* **Exercise brief**
Word for word, retype the records below.

* **Input material**
---*---

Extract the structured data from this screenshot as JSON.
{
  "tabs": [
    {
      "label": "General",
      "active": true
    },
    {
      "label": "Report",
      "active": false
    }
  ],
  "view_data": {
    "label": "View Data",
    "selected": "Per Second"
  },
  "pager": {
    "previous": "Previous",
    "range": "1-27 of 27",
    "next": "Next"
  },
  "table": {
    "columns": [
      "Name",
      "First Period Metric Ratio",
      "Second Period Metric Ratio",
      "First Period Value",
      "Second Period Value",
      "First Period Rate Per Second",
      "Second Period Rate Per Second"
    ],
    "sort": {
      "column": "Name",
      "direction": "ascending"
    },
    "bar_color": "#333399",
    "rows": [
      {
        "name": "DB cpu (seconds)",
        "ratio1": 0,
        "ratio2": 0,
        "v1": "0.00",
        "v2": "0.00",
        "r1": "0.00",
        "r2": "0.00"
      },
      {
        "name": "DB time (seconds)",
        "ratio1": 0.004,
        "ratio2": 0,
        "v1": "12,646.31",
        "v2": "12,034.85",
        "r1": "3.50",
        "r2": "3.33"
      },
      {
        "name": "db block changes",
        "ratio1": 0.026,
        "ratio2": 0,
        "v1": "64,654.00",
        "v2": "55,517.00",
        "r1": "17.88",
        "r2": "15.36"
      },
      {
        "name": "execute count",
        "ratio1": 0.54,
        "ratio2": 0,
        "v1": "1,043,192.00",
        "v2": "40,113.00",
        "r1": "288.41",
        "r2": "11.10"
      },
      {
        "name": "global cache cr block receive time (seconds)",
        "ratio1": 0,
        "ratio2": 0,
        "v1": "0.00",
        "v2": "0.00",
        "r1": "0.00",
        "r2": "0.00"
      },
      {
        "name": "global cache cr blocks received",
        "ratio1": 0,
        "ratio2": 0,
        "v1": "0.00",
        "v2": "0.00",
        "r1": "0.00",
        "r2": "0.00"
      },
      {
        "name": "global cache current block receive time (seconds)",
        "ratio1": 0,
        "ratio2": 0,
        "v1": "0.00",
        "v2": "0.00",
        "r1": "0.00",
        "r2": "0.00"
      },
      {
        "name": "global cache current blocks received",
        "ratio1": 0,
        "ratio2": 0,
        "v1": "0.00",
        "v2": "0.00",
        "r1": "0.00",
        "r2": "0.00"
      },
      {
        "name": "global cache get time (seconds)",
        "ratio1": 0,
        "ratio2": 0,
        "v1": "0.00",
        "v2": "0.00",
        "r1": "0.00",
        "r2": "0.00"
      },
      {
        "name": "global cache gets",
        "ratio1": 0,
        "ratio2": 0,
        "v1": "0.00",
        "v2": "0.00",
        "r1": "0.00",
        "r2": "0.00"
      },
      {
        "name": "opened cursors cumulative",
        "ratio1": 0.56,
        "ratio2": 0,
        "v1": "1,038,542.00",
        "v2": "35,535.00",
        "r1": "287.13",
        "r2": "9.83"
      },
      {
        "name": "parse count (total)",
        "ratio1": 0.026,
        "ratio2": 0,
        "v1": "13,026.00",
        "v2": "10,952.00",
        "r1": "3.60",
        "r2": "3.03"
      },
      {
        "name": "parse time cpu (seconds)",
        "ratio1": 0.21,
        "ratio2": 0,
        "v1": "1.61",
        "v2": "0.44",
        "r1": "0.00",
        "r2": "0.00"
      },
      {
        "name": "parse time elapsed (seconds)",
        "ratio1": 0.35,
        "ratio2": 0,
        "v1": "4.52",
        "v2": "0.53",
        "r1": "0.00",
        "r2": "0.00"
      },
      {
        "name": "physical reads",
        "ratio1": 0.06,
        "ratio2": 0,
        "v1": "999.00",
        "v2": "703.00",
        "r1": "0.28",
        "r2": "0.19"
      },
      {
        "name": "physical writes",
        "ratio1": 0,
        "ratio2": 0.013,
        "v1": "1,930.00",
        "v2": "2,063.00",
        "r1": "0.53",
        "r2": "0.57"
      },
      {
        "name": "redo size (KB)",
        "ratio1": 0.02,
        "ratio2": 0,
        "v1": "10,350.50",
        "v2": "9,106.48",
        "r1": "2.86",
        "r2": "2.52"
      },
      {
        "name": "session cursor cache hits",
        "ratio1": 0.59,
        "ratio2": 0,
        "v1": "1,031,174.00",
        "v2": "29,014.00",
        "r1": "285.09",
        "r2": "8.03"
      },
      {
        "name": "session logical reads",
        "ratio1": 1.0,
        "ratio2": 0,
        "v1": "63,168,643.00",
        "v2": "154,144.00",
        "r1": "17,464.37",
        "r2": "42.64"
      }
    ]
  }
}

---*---

* **Result for this task**
Extract the structured data from this screenshot as JSON.
{
  "tabs": [
    {
      "label": "General",
      "active": true
    },
    {
      "label": "Report",
      "active": false
    }
  ],
  "view_data": {
    "label": "View Data",
    "selected": "Per Second"
  },
  "pager": {
    "previous": "Previous",
    "range": "1-27 of 27",
    "next": "Next"
  },
  "table": {
    "columns": [
      "Name",
      "First Period Metric Ratio",
      "Second Period Metric Ratio",
      "First Period Value",
      "Second Period Value",
      "First Period Rate Per Second",
      "Second Period Rate Per Second"
    ],
    "sort": {
      "column": "Name",
      "direction": "ascending"
    },
    "bar_color": "#333399",
    "rows": [
      {
        "name": "DB cpu (seconds)",
        "ratio1": 0,
        "ratio2": 0,
        "v1": "0.00",
        "v2": "0.00",
        "r1": "0.00",
        "r2": "0.00"
      },
      {
        "name": "DB time (seconds)",
        "ratio1": 0.004,
        "ratio2": 0,
        "v1": "12,646.31",
        "v2": "12,034.85",
        "r1": "3.50",
        "r2": "3.33"
      },
      {
        "name": "db block changes",
        "ratio1": 0.026,
        "ratio2": 0,
        "v1": "64,654.00",
        "v2": "55,517.00",
        "r1": "17.88",
        "r2": "15.36"
      },
      {
        "name": "execute count",
        "ratio1": 0.54,
        "ratio2": 0,
        "v1": "1,043,192.00",
        "v2": "40,113.00",
        "r1": "288.41",
        "r2": "11.10"
      },
      {
        "name": "global cache cr block receive time (seconds)",
        "ratio1": 0,
        "ratio2": 0,
        "v1": "0.00",
        "v2": "0.00",
        "r1": "0.00",
        "r2": "0.00"
      },
      {
        "name": "global cache cr blocks received",
        "ratio1": 0,
        "ratio2": 0,
        "v1": "0.00",
        "v2": "0.00",
        "r1": "0.00",
        "r2": "0.00"
      },
      {
        "name": "global cache current block receive time (seconds)",
        "ratio1": 0,
        "ratio2": 0,
        "v1": "0.00",
        "v2": "0.00",
        "r1": "0.00",
        "r2": "0.00"
      },
      {
        "name": "global cache current blocks received",
        "ratio1": 0,
        "ratio2": 0,
        "v1": "0.00",
        "v2": "0.00",
        "r1": "0.00",
        "r2": "0.00"
      },
      {
        "name": "global cache get time (seconds)",
        "ratio1": 0,
        "ratio2": 0,
        "v1": "0.00",
        "v2": "0.00",
        "r1": "0.00",
        "r2": "0.00"
      },
      {
        "name": "global cache gets",
        "ratio1": 0,
        "ratio2": 0,
        "v1": "0.00",
        "v2": "0.00",
        "r1": "0.00",
        "r2": "0.00"
      },
      {
        "name": "opened cursors cumulative",
        "ratio1": 0.56,
        "ratio2": 0,
        "v1": "1,038,542.00",
        "v2": "35,535.00",
        "r1": "287.13",
        "r2": "9.83"
      },
      {
        "name": "parse count (total)",
        "ratio1": 0.026,
        "ratio2": 0,
        "v1": "13,026.00",
        "v2": "10,952.00",
        "r1": "3.60",
        "r2": "3.03"
      },
      {
        "name": "parse time cpu (seconds)",
        "ratio1": 0.21,
        "ratio2": 0,
        "v1": "1.61",
        "v2": "0.44",
        "r1": "0.00",
        "r2": "0.00"
      },
      {
        "name": "parse time elapsed (seconds)",
        "ratio1": 0.35,
        "ratio2": 0,
        "v1": "4.52",
        "v2": "0.53",
        "r1": "0.00",
        "r2": "0.00"
      },
      {
        "name": "physical reads",
        "ratio1": 0.06,
        "ratio2": 0,
        "v1": "999.00",
        "v2": "703.00",
        "r1": "0.28",
        "r2": "0.19"
      },
      {
        "name": "physical writes",
        "ratio1": 0,
        "ratio2": 0.013,
        "v1": "1,930.00",
        "v2": "2,063.00",
        "r1": "0.53",
        "r2": "0.57"
      },
      {
        "name": "redo size (KB)",
        "ratio1": 0.02,
        "ratio2": 0,
        "v1": "10,350.50",
        "v2": "9,106.48",
        "r1": "2.86",
        "r2": "2.52"
      },
      {
        "name": "session cursor cache hits",
        "ratio1": 0.59,
        "ratio2": 0,
        "v1": "1,031,174.00",
        "v2": "29,014.00",
        "r1": "285.09",
        "r2": "8.03"
      },
      {
        "name": "session logical reads",
        "ratio1": 1.0,
        "ratio2": 0,
        "v1": "63,168,643.00",
        "v2": "154,144.00",
        "r1": "17,464.37",
        "r2": "42.64"
      }
    ]
  }
}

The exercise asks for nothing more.